Ray Charles Forever is far from your typical hits-packed compilation; the biggest “hits” of note are Charles’ takes on “America the Beautiful” and Leon Russell’s “A Song for You,” for which Ray won a Grammy for Best R&B Male Vocal Performance in 1993. The songs on display run the gamut of his entire discography and primarily showcase the singer/pianist as an interpreter of popular, soulful songs, from 1959’s swinging The Genius of Ray Charles for Atlantic (a take on Harold Arlen and Johnny Mercer’s “Come Rain or Come Shine”) to an uplifting 2002 cover of John Lennon’s “Imagine.” Tracks from the Impulse and ABC years are present – even a track apiece from Come Live with Me, released on Charles’ own Crossover label in 1974, and Concord’s Rare Genius: The Undiscovered Masters (2010), make appearances here.


And, of course, it wouldn’t be a compilation without some vault material.

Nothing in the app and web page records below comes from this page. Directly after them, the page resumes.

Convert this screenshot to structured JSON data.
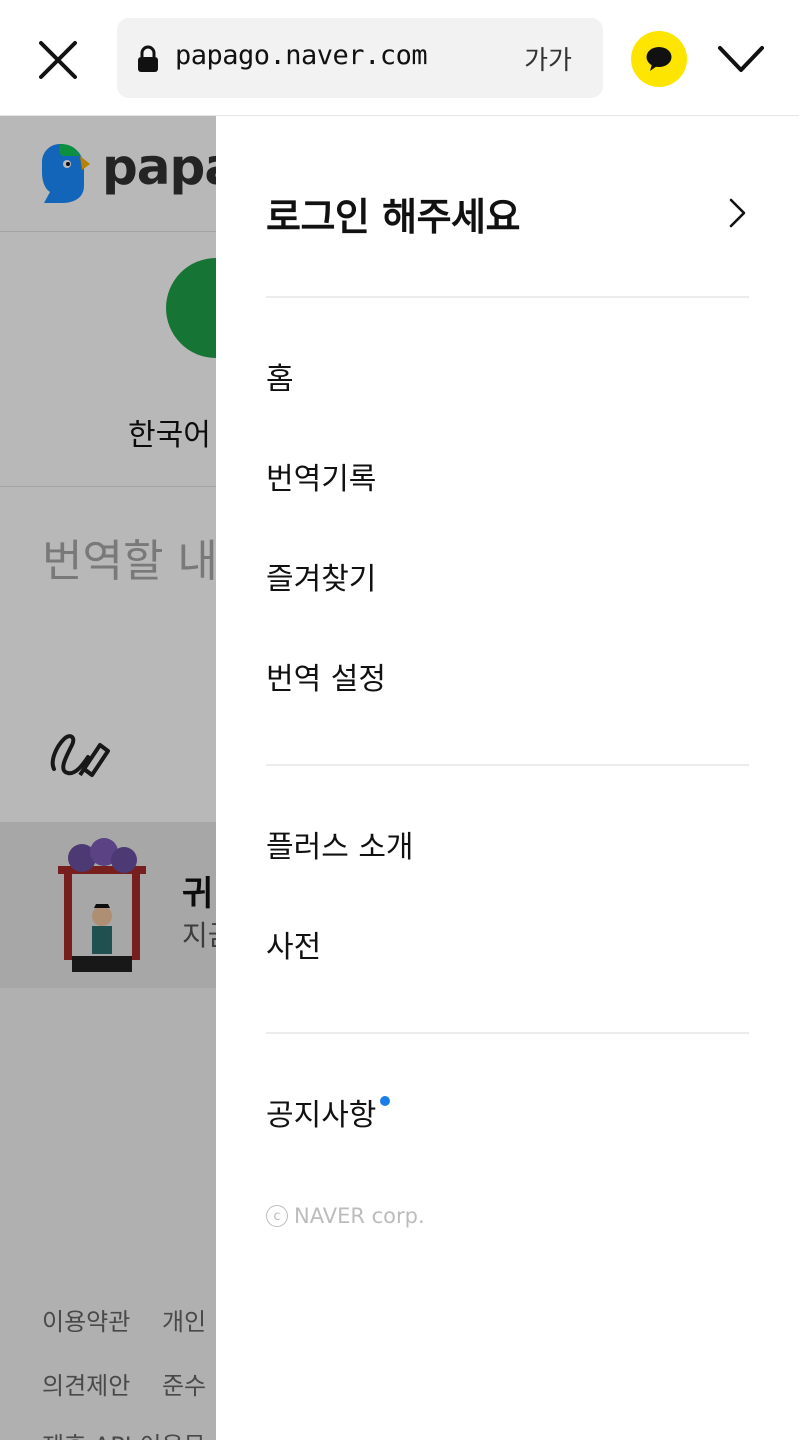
{
  "browser": {
    "url": "papago.naver.com",
    "text_size_label": "가가"
  },
  "page": {
    "brand": "papa",
    "language_label": "한국어",
    "source_placeholder": "번역할 내",
    "recent_title": "귀",
    "recent_sub": "지금",
    "footer_row1": [
      "이용약관",
      "개인"
    ],
    "footer_row2": [
      "의견제안",
      "준수"
    ],
    "footer_row3": "제휴 API 이용문"
  },
  "drawer": {
    "login_text": "로그인 해주세요",
    "menu": {
      "home": "홈",
      "history": "번역기록",
      "favorites": "즐겨찾기",
      "settings": "번역 설정",
      "plus": "플러스 소개",
      "dictionary": "사전",
      "notice": "공지사항"
    },
    "copyright_symbol": "c",
    "copyright_text": "NAVER corp."
  },
  "colors": {
    "kakao_yellow": "#fee500",
    "notice_dot": "#1b7ee8",
    "lang_circle": "#1fa34a"
  }
}
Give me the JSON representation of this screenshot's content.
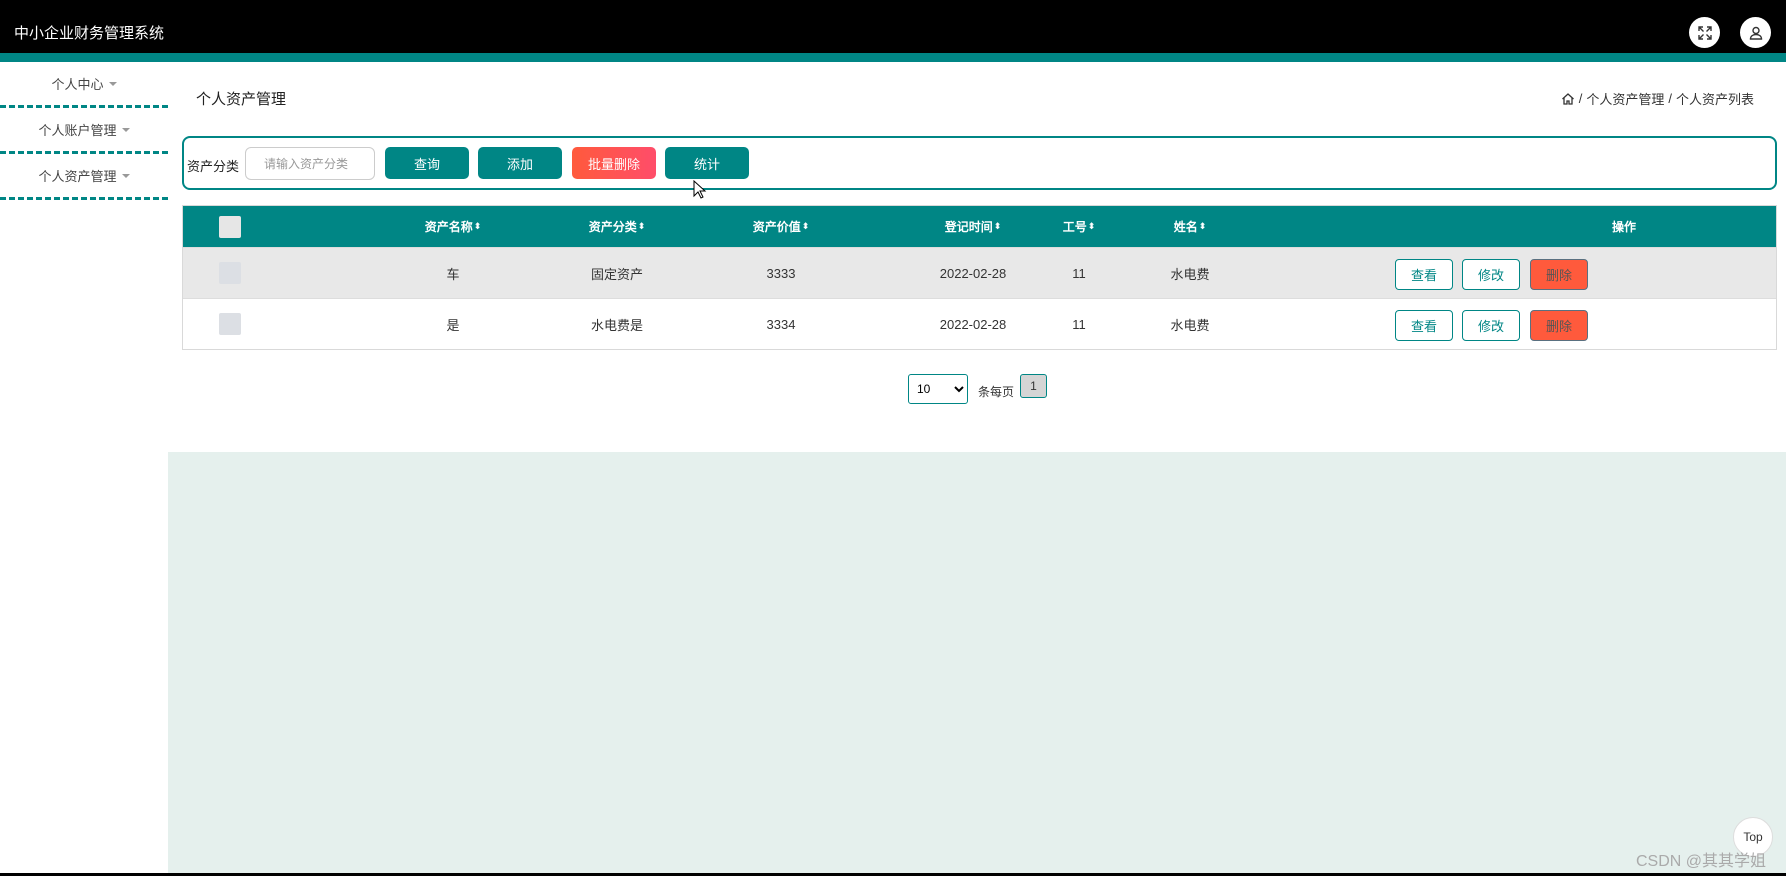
{
  "app": {
    "title": "中小企业财务管理系统",
    "accent_color": "#008685",
    "icons": {
      "fullscreen": "fullscreen-icon",
      "user": "user-icon"
    }
  },
  "sidebar": {
    "items": [
      {
        "label": "个人中心"
      },
      {
        "label": "个人账户管理"
      },
      {
        "label": "个人资产管理"
      }
    ]
  },
  "page": {
    "title": "个人资产管理",
    "breadcrumb": [
      "个人资产管理",
      "个人资产列表"
    ],
    "breadcrumb_sep": "/"
  },
  "search": {
    "label": "资产分类",
    "placeholder": "请输入资产分类",
    "value": "",
    "buttons": {
      "query": "查询",
      "add": "添加",
      "batch_delete": "批量删除",
      "stats": "统计"
    }
  },
  "table": {
    "columns": [
      "资产名称",
      "资产分类",
      "资产价值",
      "登记时间",
      "工号",
      "姓名",
      "操作"
    ],
    "sort_icon": "⬍",
    "rows": [
      {
        "name": "车",
        "category": "固定资产",
        "value": "3333",
        "date": "2022-02-28",
        "emp_no": "11",
        "person": "水电费"
      },
      {
        "name": "是",
        "category": "水电费是",
        "value": "3334",
        "date": "2022-02-28",
        "emp_no": "11",
        "person": "水电费"
      }
    ],
    "actions": {
      "view": "查看",
      "edit": "修改",
      "delete": "删除"
    }
  },
  "pagination": {
    "page_size": "10",
    "page_size_options": [
      "10"
    ],
    "per_page_label": "条每页",
    "current_page": "1"
  },
  "footer": {
    "top_label": "Top",
    "watermark": "CSDN @其其学姐"
  }
}
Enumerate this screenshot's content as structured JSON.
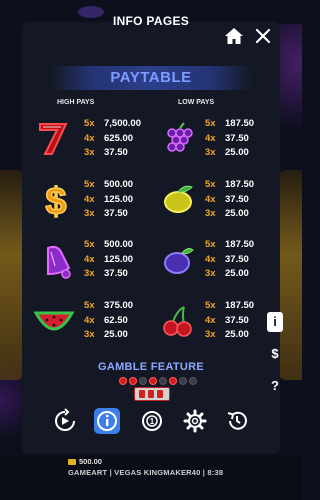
{
  "header": {
    "title": "INFO PAGES"
  },
  "paytable": {
    "title": "PAYTABLE",
    "high_pays_label": "HIGH PAYS",
    "low_pays_label": "LOW PAYS",
    "high": [
      {
        "symbol": "seven",
        "pays": [
          {
            "mult": "5x",
            "val": "7,500.00"
          },
          {
            "mult": "4x",
            "val": "625.00"
          },
          {
            "mult": "3x",
            "val": "37.50"
          }
        ]
      },
      {
        "symbol": "dollar",
        "pays": [
          {
            "mult": "5x",
            "val": "500.00"
          },
          {
            "mult": "4x",
            "val": "125.00"
          },
          {
            "mult": "3x",
            "val": "37.50"
          }
        ]
      },
      {
        "symbol": "bell",
        "pays": [
          {
            "mult": "5x",
            "val": "500.00"
          },
          {
            "mult": "4x",
            "val": "125.00"
          },
          {
            "mult": "3x",
            "val": "37.50"
          }
        ]
      },
      {
        "symbol": "watermelon",
        "pays": [
          {
            "mult": "5x",
            "val": "375.00"
          },
          {
            "mult": "4x",
            "val": "62.50"
          },
          {
            "mult": "3x",
            "val": "25.00"
          }
        ]
      }
    ],
    "low": [
      {
        "symbol": "grapes",
        "pays": [
          {
            "mult": "5x",
            "val": "187.50"
          },
          {
            "mult": "4x",
            "val": "37.50"
          },
          {
            "mult": "3x",
            "val": "25.00"
          }
        ]
      },
      {
        "symbol": "lemon",
        "pays": [
          {
            "mult": "5x",
            "val": "187.50"
          },
          {
            "mult": "4x",
            "val": "37.50"
          },
          {
            "mult": "3x",
            "val": "25.00"
          }
        ]
      },
      {
        "symbol": "plum",
        "pays": [
          {
            "mult": "5x",
            "val": "187.50"
          },
          {
            "mult": "4x",
            "val": "37.50"
          },
          {
            "mult": "3x",
            "val": "25.00"
          }
        ]
      },
      {
        "symbol": "cherries",
        "pays": [
          {
            "mult": "5x",
            "val": "187.50"
          },
          {
            "mult": "4x",
            "val": "37.50"
          },
          {
            "mult": "3x",
            "val": "25.00"
          }
        ]
      }
    ]
  },
  "gamble": {
    "title": "GAMBLE FEATURE"
  },
  "side_buttons": {
    "info": "i",
    "dollar": "$",
    "help": "?"
  },
  "toolbar": {
    "active": "info-icon"
  },
  "footer": {
    "balance": "500.00",
    "text": "GAMEART | VEGAS KINGMAKER40 | 8:38"
  },
  "colors": {
    "accent_orange": "#f2a623",
    "title_blue": "#7d9cff",
    "active_blue": "#3d7ee8"
  }
}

In this case, there’s one “new” track – a cover of George and Ira Gershwin’s “They Can’t Take That Away from Me” – as well as a 20-minute DVD of rare live footage and interviews, mostly from the 1980s and 1990s. (There’s technically a second bonus track – Ray’s charting 1969 version of Rodgers and Hart’s “I Didn’t Know What Time It Was” – if you brave the long lines and pick up a copy at your local postal branch.)

Ray Charles Forever is available tomorrow, September 24, and today at your local USPS branch. Amazon listing are after the jump, along with the full track list!

Read the rest of this entry »

Written by Mike Duquette

September 23, 2013 at 10:10